[What you will do] Leave out the pictures and restate the rest of the data exactly.

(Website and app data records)
* * * *
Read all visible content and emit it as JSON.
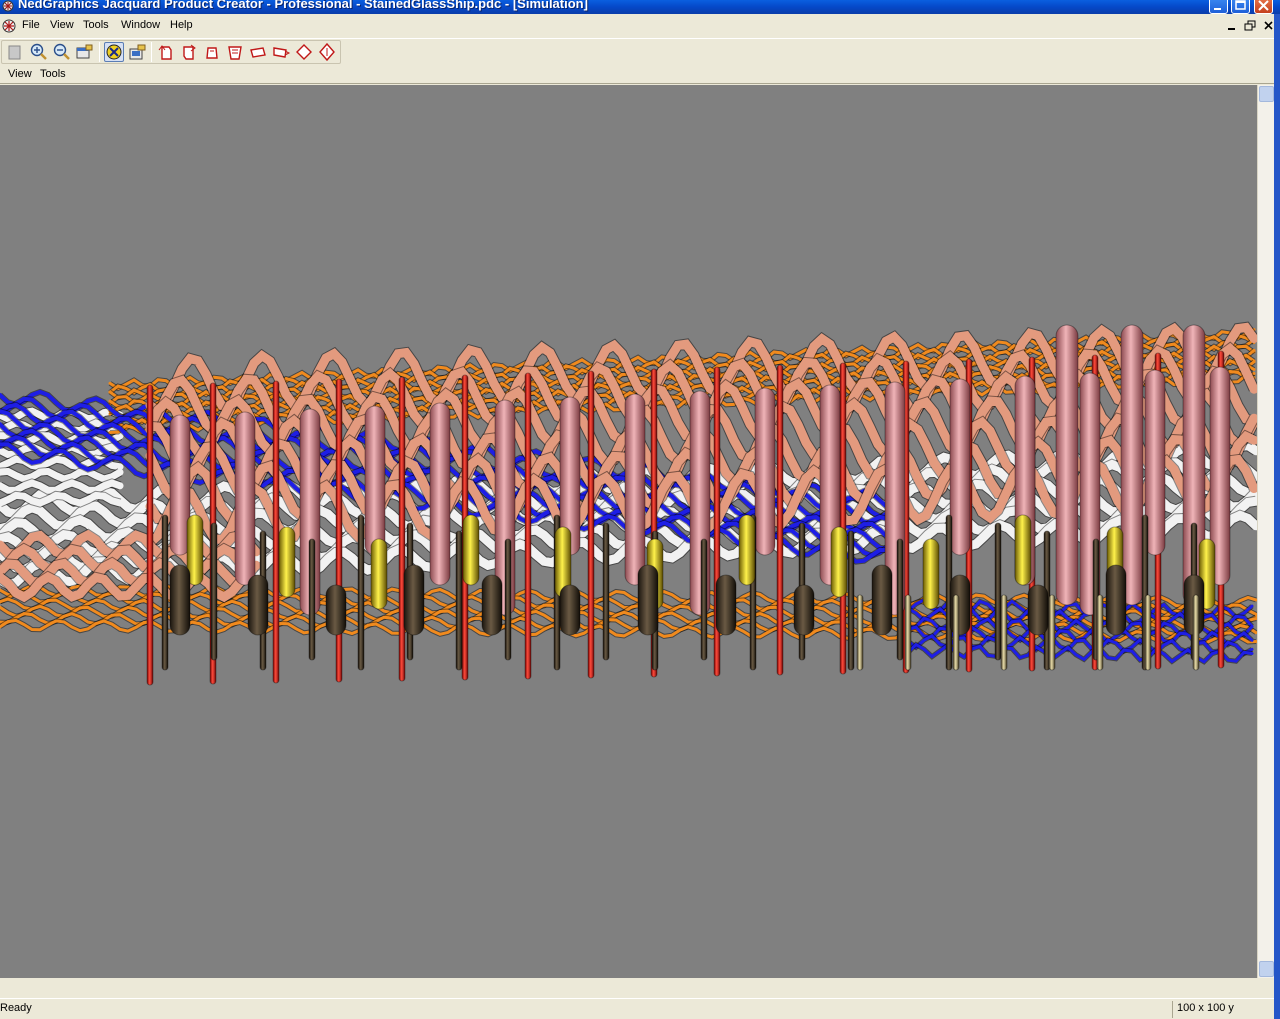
{
  "window": {
    "title": "NedGraphics Jacquard Product Creator - Professional - StainedGlassShip.pdc - [Simulation]",
    "controls": [
      "minimize-icon",
      "maximize-icon",
      "close-icon"
    ]
  },
  "menubar": {
    "items": [
      {
        "label": "File"
      },
      {
        "label": "View"
      },
      {
        "label": "Tools"
      },
      {
        "label": "Window"
      },
      {
        "label": "Help"
      }
    ]
  },
  "toolbar": {
    "buttons": [
      "new-icon",
      "zoom-in-icon",
      "zoom-out-icon",
      "properties-icon",
      "simulation-icon",
      "export-icon",
      "rotate-up-icon",
      "rotate-down-icon",
      "rotate-left-icon",
      "rotate-right-icon",
      "tilt-left-icon",
      "tilt-right-icon",
      "diamond-left-icon",
      "diamond-right-icon"
    ],
    "active": "simulation-icon"
  },
  "submenu": {
    "items": [
      {
        "label": "View"
      },
      {
        "label": "Tools"
      }
    ]
  },
  "colors": {
    "viewport_bg": "#808080",
    "blue_yarn": "#1E1EE6",
    "white_yarn": "#F2F2F2",
    "orange_yarn": "#F08A1E",
    "salmon_yarn": "#E39A7E",
    "pink_warp": "#D98890",
    "red_warp": "#E01818",
    "yellow_yarn": "#E6D21A",
    "dark_warp": "#3A2E24"
  },
  "statusbar": {
    "status": "Ready",
    "size": "100 x  100 y"
  }
}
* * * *
[Final answer]
Read all visible content and emit it as JSON.
{
  "window": {
    "title": "NedGraphics Jacquard Product Creator - Professional - StainedGlassShip.pdc - [Simulation]",
    "controls": [
      "minimize-icon",
      "maximize-icon",
      "close-icon"
    ]
  },
  "menubar": {
    "items": [
      {
        "label": "File"
      },
      {
        "label": "View"
      },
      {
        "label": "Tools"
      },
      {
        "label": "Window"
      },
      {
        "label": "Help"
      }
    ]
  },
  "toolbar": {
    "buttons": [
      "new-icon",
      "zoom-in-icon",
      "zoom-out-icon",
      "properties-icon",
      "simulation-icon",
      "export-icon",
      "rotate-up-icon",
      "rotate-down-icon",
      "rotate-left-icon",
      "rotate-right-icon",
      "tilt-left-icon",
      "tilt-right-icon",
      "diamond-left-icon",
      "diamond-right-icon"
    ],
    "active": "simulation-icon"
  },
  "submenu": {
    "items": [
      {
        "label": "View"
      },
      {
        "label": "Tools"
      }
    ]
  },
  "colors": {
    "viewport_bg": "#808080",
    "blue_yarn": "#1E1EE6",
    "white_yarn": "#F2F2F2",
    "orange_yarn": "#F08A1E",
    "salmon_yarn": "#E39A7E",
    "pink_warp": "#D98890",
    "red_warp": "#E01818",
    "yellow_yarn": "#E6D21A",
    "dark_warp": "#3A2E24"
  },
  "statusbar": {
    "status": "Ready",
    "size": "100 x  100 y"
  }
}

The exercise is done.